21st-century South Africans need to leave a lasting legacy


    Dialogues-Joburg-2-600YFM DJ Moeti Tsiki, also known as Mo Flava, facilitated the dialogue

    In 1976, young South Africans came together to play a pivotal role in highlighting the injustices of apartheid; they risked their lives squaring up to a heartless regime and secured a place in history for their role in liberating the country. They left a lasting legacy. Now, the young people of this generation are looking for ways to make their mark on South Africa’s history.

    Brand South Africa and the Sowetan, through the Play Your Part/Sowetan Dialogues, invited youngsters to The Nelson Mandela Foundation in Houghton on 18 June to discuss the issue. The event coincided closely with 16 June, the 38-year anniversary of the Soweto Student Uprising, in which school children protested the introduction of Afrikaans as a language of instruction in schools.

    YFM DJ Moeti Tsiki, also known as Mo Flava, facilitated the dialogue and panellists included Simamkele Dlakavu, a One Young World Ambassador and producer on e.tv’s The Big Debate; Neliswa Fente, co-founder of SpringAGE, a youth-led innovation company; and Nzinga Qunta, an ANN7 TV presenter and entrepreneur.

    Tsiki kicked off the dialogue asking, “[In 1976] Young people with no guidance from political parties managed to organise themselves and go against the apartheid government. After 20 years of freedom is the youth of today, who don’t share the same struggles, able to leave a lasting legacy with no common goal?”

    The answers were enlightening.

    Dialogues-Joburg-3-600Panelists Neliswa Fente, co-founder of SpringAGE, a youth-led innovation company; and Nzinga Qunta, an ANN7 TV presenter and entrepreneur


    Fente expressed the need for “intergenerational dialogue” for today’s youth to learn from their forebears; she said, “What we need is inter-generational dialogues that will see youngsters interacting with older people … with both learning about each other’s struggles and not the other believing they know better.”

    Fente represented South Africa at the One Young World Conference in Zurich in 2011 and in 2013 she sat as an Advisory Board Member for One Young World. She is also a South African Spark Change Maker for 2013 and was named one of South Africa’s Top 20 Inspiring Young people of 2013 by Youth Village.
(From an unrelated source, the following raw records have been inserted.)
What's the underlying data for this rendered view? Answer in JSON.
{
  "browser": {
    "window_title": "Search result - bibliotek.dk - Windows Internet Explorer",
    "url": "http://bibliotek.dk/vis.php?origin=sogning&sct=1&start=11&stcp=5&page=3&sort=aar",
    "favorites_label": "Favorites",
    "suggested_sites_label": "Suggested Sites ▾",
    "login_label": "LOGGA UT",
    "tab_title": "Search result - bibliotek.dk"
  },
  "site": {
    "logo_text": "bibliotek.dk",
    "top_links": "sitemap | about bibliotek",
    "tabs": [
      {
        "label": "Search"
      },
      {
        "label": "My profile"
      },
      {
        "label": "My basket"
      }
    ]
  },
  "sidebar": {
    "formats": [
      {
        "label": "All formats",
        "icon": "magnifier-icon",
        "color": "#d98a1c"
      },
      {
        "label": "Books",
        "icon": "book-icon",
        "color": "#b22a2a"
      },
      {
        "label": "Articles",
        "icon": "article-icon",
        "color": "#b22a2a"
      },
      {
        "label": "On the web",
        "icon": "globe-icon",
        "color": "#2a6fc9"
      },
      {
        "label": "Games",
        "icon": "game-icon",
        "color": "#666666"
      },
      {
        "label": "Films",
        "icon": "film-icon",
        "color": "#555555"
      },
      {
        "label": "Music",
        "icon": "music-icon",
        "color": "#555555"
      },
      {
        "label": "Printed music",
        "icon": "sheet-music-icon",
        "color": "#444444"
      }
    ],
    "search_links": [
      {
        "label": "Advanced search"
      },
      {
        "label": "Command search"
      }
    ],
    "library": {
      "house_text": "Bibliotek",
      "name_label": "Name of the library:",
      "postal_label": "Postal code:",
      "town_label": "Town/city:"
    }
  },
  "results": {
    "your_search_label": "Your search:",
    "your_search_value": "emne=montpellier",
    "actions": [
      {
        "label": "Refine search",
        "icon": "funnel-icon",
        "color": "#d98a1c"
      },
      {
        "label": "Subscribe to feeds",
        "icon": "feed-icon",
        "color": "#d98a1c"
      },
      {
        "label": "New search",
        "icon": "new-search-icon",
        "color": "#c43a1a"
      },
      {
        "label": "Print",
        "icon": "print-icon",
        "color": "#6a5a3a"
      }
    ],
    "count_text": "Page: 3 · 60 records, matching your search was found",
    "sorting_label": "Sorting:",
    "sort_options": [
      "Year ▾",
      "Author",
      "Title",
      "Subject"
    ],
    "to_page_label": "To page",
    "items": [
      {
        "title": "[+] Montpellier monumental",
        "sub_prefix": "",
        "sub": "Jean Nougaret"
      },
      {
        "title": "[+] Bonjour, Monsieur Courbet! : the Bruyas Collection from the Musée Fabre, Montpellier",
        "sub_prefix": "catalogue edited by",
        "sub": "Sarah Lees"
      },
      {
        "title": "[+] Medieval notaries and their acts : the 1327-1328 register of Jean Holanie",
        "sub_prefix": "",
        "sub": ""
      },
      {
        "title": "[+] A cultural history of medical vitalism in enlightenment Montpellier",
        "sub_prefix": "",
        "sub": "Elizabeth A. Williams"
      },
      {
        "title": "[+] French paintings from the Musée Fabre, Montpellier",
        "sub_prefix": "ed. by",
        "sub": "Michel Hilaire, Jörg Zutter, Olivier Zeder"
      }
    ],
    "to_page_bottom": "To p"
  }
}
    One Young World is a group of the world’s brightest young people solving the world’s problems.

    She added that young people need deliberate spaces to collaborate to reach their goals.


    Dlakavu introduced her thoughts with a statistic, saying that more than 80% of SA youth are not involved in civic organisations and lack organisational skills.

    She added that “Structural and infrastructure issues hold youth back from fulfilling their potential, but many persevere and make it.”

    She believes that a common goal brought the children together in 1976, but that today young people live in an “individualistic world” that advocates personal achievements, making it difficult to have common goals.

    To address this, Dlakavu believes that youngsters need to have the “spirit of service” where they take time to do for others at no benefit to themselves.

    “Before the elections we were in Marikana and I was touched when young people had organised themselves in groups and tutored each other because they had lost a lot of schooling time …  instead of sitting at home complaining they decided to do it for themselves and educate one another,” she said.

    She added that young people are not short of role models and concluded by saying, “We need to move beyond selfishness and towards being of service to others.”

    Dialogues-Joburg-1-600The latest in the series of dialogues asked South Africa’s young people to consider the legacy they want to leave for their children


    Qunta believes that for youngsters to leave a lasting legacy they should follow their passions and forget about the grand gestures.

    She described working with volunteer organisation Cheese Kids for South Africa, where the founders also followed their passions; she said, “When Cheese Kids for South Africa was started we were at a garage with [founder] Shaka Sisulu and decided to go paint an orphanage for the day.”

    Qunta believes that to make the country a better one, all who live in it need to contribute; “If you’re living in South Africa during this democracy and you’re not doing anything to extend yourself beyond your family and friends, then you are not doing anything to make this a better country.”

    She also addressed youngsters’ sometimes unrealistic expectations, saying, “Another thing the youth of today need to do is forget about all the glamorous careers, because who will build roads and infrastructure if we are all DJs?”

    “There is a bit of swag in being a farmer,” she said, to much laughter.

    She concluded talking about her own passions and goals, saying she plays her role in improving South Africa by being in the media, distributing information, and added that in order to leave a lasting legacy, youngsters need to identify their passion to know where to play their roles.